WHAT YOU WILL DO:
From the entries below, count every line that contains the word "icon". Please give the number and nothing else.

Segment Open

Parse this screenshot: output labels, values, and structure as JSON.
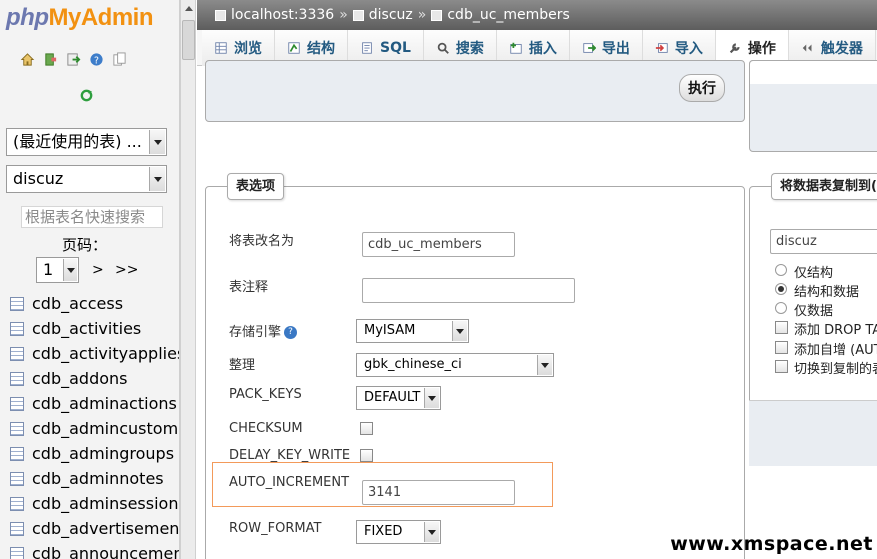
{
  "logo": {
    "php": "php",
    "myadmin": "MyAdmin"
  },
  "sidebar": {
    "recent_tables": "(最近使用的表) ...",
    "database": "discuz",
    "quick_search_placeholder": "根据表名快速搜索",
    "page_label": "页码：",
    "page_value": "1",
    "next": ">",
    "last": ">>",
    "tables": [
      "cdb_access",
      "cdb_activities",
      "cdb_activityapplies",
      "cdb_addons",
      "cdb_adminactions",
      "cdb_admincustom",
      "cdb_admingroups",
      "cdb_adminnotes",
      "cdb_adminsessions",
      "cdb_advertisements",
      "cdb_announcements"
    ]
  },
  "breadcrumb": {
    "server": "localhost:3336",
    "database": "discuz",
    "table": "cdb_uc_members",
    "sep": "»"
  },
  "tabs": [
    {
      "label": "浏览",
      "icon": "browse-icon"
    },
    {
      "label": "结构",
      "icon": "structure-icon"
    },
    {
      "label": "SQL",
      "icon": "sql-icon"
    },
    {
      "label": "搜索",
      "icon": "search-icon"
    },
    {
      "label": "插入",
      "icon": "insert-icon"
    },
    {
      "label": "导出",
      "icon": "export-icon"
    },
    {
      "label": "导入",
      "icon": "import-icon"
    },
    {
      "label": "操作",
      "icon": "wrench-icon"
    },
    {
      "label": "触发器",
      "icon": "triggers-icon"
    }
  ],
  "execute_label": "执行",
  "table_options": {
    "legend": "表选项",
    "rename_label": "将表改名为",
    "rename_value": "cdb_uc_members",
    "comment_label": "表注释",
    "comment_value": "",
    "engine_label": "存储引擎",
    "engine_value": "MyISAM",
    "collation_label": "整理",
    "collation_value": "gbk_chinese_ci",
    "pack_keys_label": "PACK_KEYS",
    "pack_keys_value": "DEFAULT",
    "checksum_label": "CHECKSUM",
    "delay_key_write_label": "DELAY_KEY_WRITE",
    "auto_increment_label": "AUTO_INCREMENT",
    "auto_increment_value": "3141",
    "row_format_label": "ROW_FORMAT",
    "row_format_value": "FIXED"
  },
  "copy_table": {
    "legend": "将数据表复制到(",
    "database": "discuz",
    "options": [
      "仅结构",
      "结构和数据",
      "仅数据"
    ],
    "selected": "结构和数据",
    "checks": [
      "添加 DROP TA",
      "添加自增 (AUT",
      "切换到复制的表"
    ]
  },
  "watermark": "www.xmspace.net"
}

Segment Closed

ANSWER FOR THE TASK:
9